[Records excerpted from a collection]
════════════════════

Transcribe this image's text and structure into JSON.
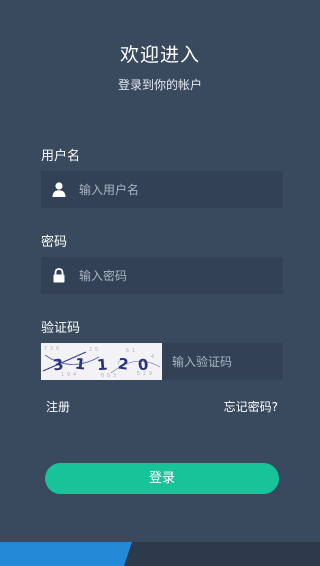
{
  "header": {
    "title": "欢迎进入",
    "subtitle": "登录到你的帐户"
  },
  "form": {
    "username": {
      "label": "用户名",
      "placeholder": "输入用户名",
      "icon": "user-icon"
    },
    "password": {
      "label": "密码",
      "placeholder": "输入密码",
      "icon": "lock-icon"
    },
    "captcha": {
      "label": "验证码",
      "image_text": "3 1 1 2 0",
      "placeholder": "输入验证码"
    }
  },
  "links": {
    "register": "注册",
    "forgot_password": "忘记密码?"
  },
  "login_button": "登录",
  "colors": {
    "background": "#3a4a5e",
    "field_background": "#324155",
    "button": "#18c39a",
    "accent": "#2489d6"
  }
}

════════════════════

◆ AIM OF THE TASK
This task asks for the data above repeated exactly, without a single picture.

◆ OUTPUT OF THE TASK
Transcribe this image's text and structure into JSON.
{
  "header": {
    "title": "欢迎进入",
    "subtitle": "登录到你的帐户"
  },
  "form": {
    "username": {
      "label": "用户名",
      "placeholder": "输入用户名",
      "icon": "user-icon"
    },
    "password": {
      "label": "密码",
      "placeholder": "输入密码",
      "icon": "lock-icon"
    },
    "captcha": {
      "label": "验证码",
      "image_text": "3 1 1 2 0",
      "placeholder": "输入验证码"
    }
  },
  "links": {
    "register": "注册",
    "forgot_password": "忘记密码?"
  },
  "login_button": "登录",
  "colors": {
    "background": "#3a4a5e",
    "field_background": "#324155",
    "button": "#18c39a",
    "accent": "#2489d6"
  }
}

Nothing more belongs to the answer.